Every year, several thousand foreign-born workers come to Maine legally to do a job no one born here wants to do: harvesting apples, blueberries, broccoli and other crops. But as anti-immigrant fervor mounts, it’s adding to a justifiably high level of concern about what the future will bring for growers and those who work for them.
Nearly 1 in 5 farmworkers in Maine is a migrant worker. Some have documentation to work legally in the U.S. on a permanent basis. Others are here temporarily on federal H-2A visas. Employers that hire through H-2A must first show that no American wants the job — recruiting job applicants through ads in newspapers and public places. They’re also required to cover employees’ transportation, food and housing costs and pay a government-set wage: $12 an hour.

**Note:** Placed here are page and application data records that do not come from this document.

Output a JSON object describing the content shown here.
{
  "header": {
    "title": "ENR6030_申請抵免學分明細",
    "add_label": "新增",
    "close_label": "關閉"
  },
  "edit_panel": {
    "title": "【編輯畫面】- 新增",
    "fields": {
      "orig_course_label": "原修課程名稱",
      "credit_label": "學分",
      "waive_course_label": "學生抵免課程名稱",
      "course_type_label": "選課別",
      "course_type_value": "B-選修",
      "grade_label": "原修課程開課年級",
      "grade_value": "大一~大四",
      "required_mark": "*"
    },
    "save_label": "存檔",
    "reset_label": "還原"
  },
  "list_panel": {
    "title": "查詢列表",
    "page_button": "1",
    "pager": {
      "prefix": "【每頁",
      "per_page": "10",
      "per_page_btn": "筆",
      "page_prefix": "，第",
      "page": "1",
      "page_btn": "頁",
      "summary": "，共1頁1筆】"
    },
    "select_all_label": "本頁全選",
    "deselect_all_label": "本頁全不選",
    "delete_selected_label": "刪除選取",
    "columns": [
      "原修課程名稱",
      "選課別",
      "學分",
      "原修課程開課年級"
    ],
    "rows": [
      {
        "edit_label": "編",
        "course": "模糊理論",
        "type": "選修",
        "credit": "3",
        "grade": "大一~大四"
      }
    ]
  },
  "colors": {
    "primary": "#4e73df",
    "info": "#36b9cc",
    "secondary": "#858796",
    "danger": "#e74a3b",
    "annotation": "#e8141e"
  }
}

The percentage of those who are undocumented is vanishingly small, farmers recently told the Maine Sunday Telegram. The H-2A requirements weed out would-be scofflaws. So does the U.S. Labor Department, which regularly visits farms to review paperwork, and the E-verify system, a federal database that enables employers to check whether job applicants are authorized to work here.
The guest worker system is not without problems. Farmers feel that it’s expensive and cumbersome; farmworker advocates say that it unfairly ties workers to the employer that brought them to the U.S. Both sides backed the H-2A reforms in the immigration overhaul package that passed the Senate in 2013: That legislation would have abolished H-2A, put in place more flexible visas and given farmworkers a path to citizenship.
But that bill ultimately died in the House — and our country has since embraced an enforcement-centered policy that’s ushering in not change, but panic. The “build that wall” rhetoric began during the presidential campaign. Then came the election and President Donald Trump’s signing of an executive order barring new visas for citizens of some majority-Muslim nations. Sweeping U.S. Immigration and Customs Enforcement raids, ostensibly aimed at catching criminal immigrants, have resulted as well in the arrest of people who have no criminal record but are suspected of being here illegally.
None of this creates a welcoming atmosphere. And guest workers from Mexico, Jamaica and Central America likely are wondering whether they’ll be targets for overzealous immigration enforcement when they get to Maine, where they won’t be able to blend in with the overwhelmingly white population.
Though Donald Trump promised that his election would be good for business, his administration is pushing policies that won’t work for those who grow and harvest our food. It will be up to our elected representatives in Washington to see that we get immigration reforms that benefit both farmers and farmworkers.